> _WHAT YOU ARE ASKED TO DO_: Restate all the lines below word for word, but omit the pictures.

(Records from a data collection)
····················

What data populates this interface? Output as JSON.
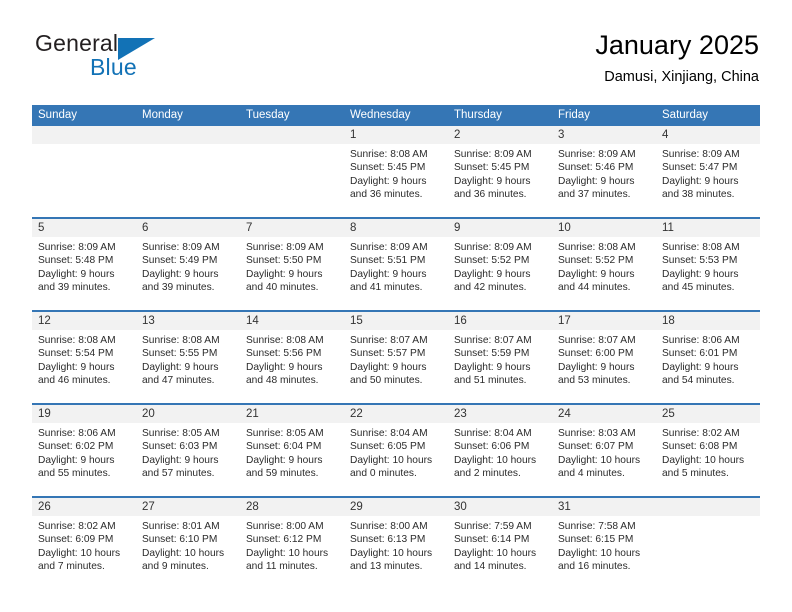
{
  "brand": {
    "line1": "General",
    "line2": "Blue",
    "triangle_icon": "blue-triangle-icon",
    "colors": {
      "text": "#231f20",
      "blue": "#1272b6"
    }
  },
  "header": {
    "title": "January 2025",
    "subtitle": "Damusi, Xinjiang, China"
  },
  "theme": {
    "header_blue": "#3576b5",
    "day_head_gray": "#f2f2f2",
    "background": "#ffffff"
  },
  "weekdays": [
    "Sunday",
    "Monday",
    "Tuesday",
    "Wednesday",
    "Thursday",
    "Friday",
    "Saturday"
  ],
  "weeks": [
    [
      {
        "date": "",
        "sunrise": "",
        "sunset": "",
        "daylight": ""
      },
      {
        "date": "",
        "sunrise": "",
        "sunset": "",
        "daylight": ""
      },
      {
        "date": "",
        "sunrise": "",
        "sunset": "",
        "daylight": ""
      },
      {
        "date": "1",
        "sunrise": "Sunrise: 8:08 AM",
        "sunset": "Sunset: 5:45 PM",
        "daylight": "Daylight: 9 hours and 36 minutes."
      },
      {
        "date": "2",
        "sunrise": "Sunrise: 8:09 AM",
        "sunset": "Sunset: 5:45 PM",
        "daylight": "Daylight: 9 hours and 36 minutes."
      },
      {
        "date": "3",
        "sunrise": "Sunrise: 8:09 AM",
        "sunset": "Sunset: 5:46 PM",
        "daylight": "Daylight: 9 hours and 37 minutes."
      },
      {
        "date": "4",
        "sunrise": "Sunrise: 8:09 AM",
        "sunset": "Sunset: 5:47 PM",
        "daylight": "Daylight: 9 hours and 38 minutes."
      }
    ],
    [
      {
        "date": "5",
        "sunrise": "Sunrise: 8:09 AM",
        "sunset": "Sunset: 5:48 PM",
        "daylight": "Daylight: 9 hours and 39 minutes."
      },
      {
        "date": "6",
        "sunrise": "Sunrise: 8:09 AM",
        "sunset": "Sunset: 5:49 PM",
        "daylight": "Daylight: 9 hours and 39 minutes."
      },
      {
        "date": "7",
        "sunrise": "Sunrise: 8:09 AM",
        "sunset": "Sunset: 5:50 PM",
        "daylight": "Daylight: 9 hours and 40 minutes."
      },
      {
        "date": "8",
        "sunrise": "Sunrise: 8:09 AM",
        "sunset": "Sunset: 5:51 PM",
        "daylight": "Daylight: 9 hours and 41 minutes."
      },
      {
        "date": "9",
        "sunrise": "Sunrise: 8:09 AM",
        "sunset": "Sunset: 5:52 PM",
        "daylight": "Daylight: 9 hours and 42 minutes."
      },
      {
        "date": "10",
        "sunrise": "Sunrise: 8:08 AM",
        "sunset": "Sunset: 5:52 PM",
        "daylight": "Daylight: 9 hours and 44 minutes."
      },
      {
        "date": "11",
        "sunrise": "Sunrise: 8:08 AM",
        "sunset": "Sunset: 5:53 PM",
        "daylight": "Daylight: 9 hours and 45 minutes."
      }
    ],
    [
      {
        "date": "12",
        "sunrise": "Sunrise: 8:08 AM",
        "sunset": "Sunset: 5:54 PM",
        "daylight": "Daylight: 9 hours and 46 minutes."
      },
      {
        "date": "13",
        "sunrise": "Sunrise: 8:08 AM",
        "sunset": "Sunset: 5:55 PM",
        "daylight": "Daylight: 9 hours and 47 minutes."
      },
      {
        "date": "14",
        "sunrise": "Sunrise: 8:08 AM",
        "sunset": "Sunset: 5:56 PM",
        "daylight": "Daylight: 9 hours and 48 minutes."
      },
      {
        "date": "15",
        "sunrise": "Sunrise: 8:07 AM",
        "sunset": "Sunset: 5:57 PM",
        "daylight": "Daylight: 9 hours and 50 minutes."
      },
      {
        "date": "16",
        "sunrise": "Sunrise: 8:07 AM",
        "sunset": "Sunset: 5:59 PM",
        "daylight": "Daylight: 9 hours and 51 minutes."
      },
      {
        "date": "17",
        "sunrise": "Sunrise: 8:07 AM",
        "sunset": "Sunset: 6:00 PM",
        "daylight": "Daylight: 9 hours and 53 minutes."
      },
      {
        "date": "18",
        "sunrise": "Sunrise: 8:06 AM",
        "sunset": "Sunset: 6:01 PM",
        "daylight": "Daylight: 9 hours and 54 minutes."
      }
    ],
    [
      {
        "date": "19",
        "sunrise": "Sunrise: 8:06 AM",
        "sunset": "Sunset: 6:02 PM",
        "daylight": "Daylight: 9 hours and 55 minutes."
      },
      {
        "date": "20",
        "sunrise": "Sunrise: 8:05 AM",
        "sunset": "Sunset: 6:03 PM",
        "daylight": "Daylight: 9 hours and 57 minutes."
      },
      {
        "date": "21",
        "sunrise": "Sunrise: 8:05 AM",
        "sunset": "Sunset: 6:04 PM",
        "daylight": "Daylight: 9 hours and 59 minutes."
      },
      {
        "date": "22",
        "sunrise": "Sunrise: 8:04 AM",
        "sunset": "Sunset: 6:05 PM",
        "daylight": "Daylight: 10 hours and 0 minutes."
      },
      {
        "date": "23",
        "sunrise": "Sunrise: 8:04 AM",
        "sunset": "Sunset: 6:06 PM",
        "daylight": "Daylight: 10 hours and 2 minutes."
      },
      {
        "date": "24",
        "sunrise": "Sunrise: 8:03 AM",
        "sunset": "Sunset: 6:07 PM",
        "daylight": "Daylight: 10 hours and 4 minutes."
      },
      {
        "date": "25",
        "sunrise": "Sunrise: 8:02 AM",
        "sunset": "Sunset: 6:08 PM",
        "daylight": "Daylight: 10 hours and 5 minutes."
      }
    ],
    [
      {
        "date": "26",
        "sunrise": "Sunrise: 8:02 AM",
        "sunset": "Sunset: 6:09 PM",
        "daylight": "Daylight: 10 hours and 7 minutes."
      },
      {
        "date": "27",
        "sunrise": "Sunrise: 8:01 AM",
        "sunset": "Sunset: 6:10 PM",
        "daylight": "Daylight: 10 hours and 9 minutes."
      },
      {
        "date": "28",
        "sunrise": "Sunrise: 8:00 AM",
        "sunset": "Sunset: 6:12 PM",
        "daylight": "Daylight: 10 hours and 11 minutes."
      },
      {
        "date": "29",
        "sunrise": "Sunrise: 8:00 AM",
        "sunset": "Sunset: 6:13 PM",
        "daylight": "Daylight: 10 hours and 13 minutes."
      },
      {
        "date": "30",
        "sunrise": "Sunrise: 7:59 AM",
        "sunset": "Sunset: 6:14 PM",
        "daylight": "Daylight: 10 hours and 14 minutes."
      },
      {
        "date": "31",
        "sunrise": "Sunrise: 7:58 AM",
        "sunset": "Sunset: 6:15 PM",
        "daylight": "Daylight: 10 hours and 16 minutes."
      },
      {
        "date": "",
        "sunrise": "",
        "sunset": "",
        "daylight": ""
      }
    ]
  ]
}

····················

> _ANSWER SPACE_:
What data populates this interface? Output as JSON.
{
  "brand": {
    "line1": "General",
    "line2": "Blue",
    "triangle_icon": "blue-triangle-icon",
    "colors": {
      "text": "#231f20",
      "blue": "#1272b6"
    }
  },
  "header": {
    "title": "January 2025",
    "subtitle": "Damusi, Xinjiang, China"
  },
  "theme": {
    "header_blue": "#3576b5",
    "day_head_gray": "#f2f2f2",
    "background": "#ffffff"
  },
  "weekdays": [
    "Sunday",
    "Monday",
    "Tuesday",
    "Wednesday",
    "Thursday",
    "Friday",
    "Saturday"
  ],
  "weeks": [
    [
      {
        "date": "",
        "sunrise": "",
        "sunset": "",
        "daylight": ""
      },
      {
        "date": "",
        "sunrise": "",
        "sunset": "",
        "daylight": ""
      },
      {
        "date": "",
        "sunrise": "",
        "sunset": "",
        "daylight": ""
      },
      {
        "date": "1",
        "sunrise": "Sunrise: 8:08 AM",
        "sunset": "Sunset: 5:45 PM",
        "daylight": "Daylight: 9 hours and 36 minutes."
      },
      {
        "date": "2",
        "sunrise": "Sunrise: 8:09 AM",
        "sunset": "Sunset: 5:45 PM",
        "daylight": "Daylight: 9 hours and 36 minutes."
      },
      {
        "date": "3",
        "sunrise": "Sunrise: 8:09 AM",
        "sunset": "Sunset: 5:46 PM",
        "daylight": "Daylight: 9 hours and 37 minutes."
      },
      {
        "date": "4",
        "sunrise": "Sunrise: 8:09 AM",
        "sunset": "Sunset: 5:47 PM",
        "daylight": "Daylight: 9 hours and 38 minutes."
      }
    ],
    [
      {
        "date": "5",
        "sunrise": "Sunrise: 8:09 AM",
        "sunset": "Sunset: 5:48 PM",
        "daylight": "Daylight: 9 hours and 39 minutes."
      },
      {
        "date": "6",
        "sunrise": "Sunrise: 8:09 AM",
        "sunset": "Sunset: 5:49 PM",
        "daylight": "Daylight: 9 hours and 39 minutes."
      },
      {
        "date": "7",
        "sunrise": "Sunrise: 8:09 AM",
        "sunset": "Sunset: 5:50 PM",
        "daylight": "Daylight: 9 hours and 40 minutes."
      },
      {
        "date": "8",
        "sunrise": "Sunrise: 8:09 AM",
        "sunset": "Sunset: 5:51 PM",
        "daylight": "Daylight: 9 hours and 41 minutes."
      },
      {
        "date": "9",
        "sunrise": "Sunrise: 8:09 AM",
        "sunset": "Sunset: 5:52 PM",
        "daylight": "Daylight: 9 hours and 42 minutes."
      },
      {
        "date": "10",
        "sunrise": "Sunrise: 8:08 AM",
        "sunset": "Sunset: 5:52 PM",
        "daylight": "Daylight: 9 hours and 44 minutes."
      },
      {
        "date": "11",
        "sunrise": "Sunrise: 8:08 AM",
        "sunset": "Sunset: 5:53 PM",
        "daylight": "Daylight: 9 hours and 45 minutes."
      }
    ],
    [
      {
        "date": "12",
        "sunrise": "Sunrise: 8:08 AM",
        "sunset": "Sunset: 5:54 PM",
        "daylight": "Daylight: 9 hours and 46 minutes."
      },
      {
        "date": "13",
        "sunrise": "Sunrise: 8:08 AM",
        "sunset": "Sunset: 5:55 PM",
        "daylight": "Daylight: 9 hours and 47 minutes."
      },
      {
        "date": "14",
        "sunrise": "Sunrise: 8:08 AM",
        "sunset": "Sunset: 5:56 PM",
        "daylight": "Daylight: 9 hours and 48 minutes."
      },
      {
        "date": "15",
        "sunrise": "Sunrise: 8:07 AM",
        "sunset": "Sunset: 5:57 PM",
        "daylight": "Daylight: 9 hours and 50 minutes."
      },
      {
        "date": "16",
        "sunrise": "Sunrise: 8:07 AM",
        "sunset": "Sunset: 5:59 PM",
        "daylight": "Daylight: 9 hours and 51 minutes."
      },
      {
        "date": "17",
        "sunrise": "Sunrise: 8:07 AM",
        "sunset": "Sunset: 6:00 PM",
        "daylight": "Daylight: 9 hours and 53 minutes."
      },
      {
        "date": "18",
        "sunrise": "Sunrise: 8:06 AM",
        "sunset": "Sunset: 6:01 PM",
        "daylight": "Daylight: 9 hours and 54 minutes."
      }
    ],
    [
      {
        "date": "19",
        "sunrise": "Sunrise: 8:06 AM",
        "sunset": "Sunset: 6:02 PM",
        "daylight": "Daylight: 9 hours and 55 minutes."
      },
      {
        "date": "20",
        "sunrise": "Sunrise: 8:05 AM",
        "sunset": "Sunset: 6:03 PM",
        "daylight": "Daylight: 9 hours and 57 minutes."
      },
      {
        "date": "21",
        "sunrise": "Sunrise: 8:05 AM",
        "sunset": "Sunset: 6:04 PM",
        "daylight": "Daylight: 9 hours and 59 minutes."
      },
      {
        "date": "22",
        "sunrise": "Sunrise: 8:04 AM",
        "sunset": "Sunset: 6:05 PM",
        "daylight": "Daylight: 10 hours and 0 minutes."
      },
      {
        "date": "23",
        "sunrise": "Sunrise: 8:04 AM",
        "sunset": "Sunset: 6:06 PM",
        "daylight": "Daylight: 10 hours and 2 minutes."
      },
      {
        "date": "24",
        "sunrise": "Sunrise: 8:03 AM",
        "sunset": "Sunset: 6:07 PM",
        "daylight": "Daylight: 10 hours and 4 minutes."
      },
      {
        "date": "25",
        "sunrise": "Sunrise: 8:02 AM",
        "sunset": "Sunset: 6:08 PM",
        "daylight": "Daylight: 10 hours and 5 minutes."
      }
    ],
    [
      {
        "date": "26",
        "sunrise": "Sunrise: 8:02 AM",
        "sunset": "Sunset: 6:09 PM",
        "daylight": "Daylight: 10 hours and 7 minutes."
      },
      {
        "date": "27",
        "sunrise": "Sunrise: 8:01 AM",
        "sunset": "Sunset: 6:10 PM",
        "daylight": "Daylight: 10 hours and 9 minutes."
      },
      {
        "date": "28",
        "sunrise": "Sunrise: 8:00 AM",
        "sunset": "Sunset: 6:12 PM",
        "daylight": "Daylight: 10 hours and 11 minutes."
      },
      {
        "date": "29",
        "sunrise": "Sunrise: 8:00 AM",
        "sunset": "Sunset: 6:13 PM",
        "daylight": "Daylight: 10 hours and 13 minutes."
      },
      {
        "date": "30",
        "sunrise": "Sunrise: 7:59 AM",
        "sunset": "Sunset: 6:14 PM",
        "daylight": "Daylight: 10 hours and 14 minutes."
      },
      {
        "date": "31",
        "sunrise": "Sunrise: 7:58 AM",
        "sunset": "Sunset: 6:15 PM",
        "daylight": "Daylight: 10 hours and 16 minutes."
      },
      {
        "date": "",
        "sunrise": "",
        "sunset": "",
        "daylight": ""
      }
    ]
  ]
}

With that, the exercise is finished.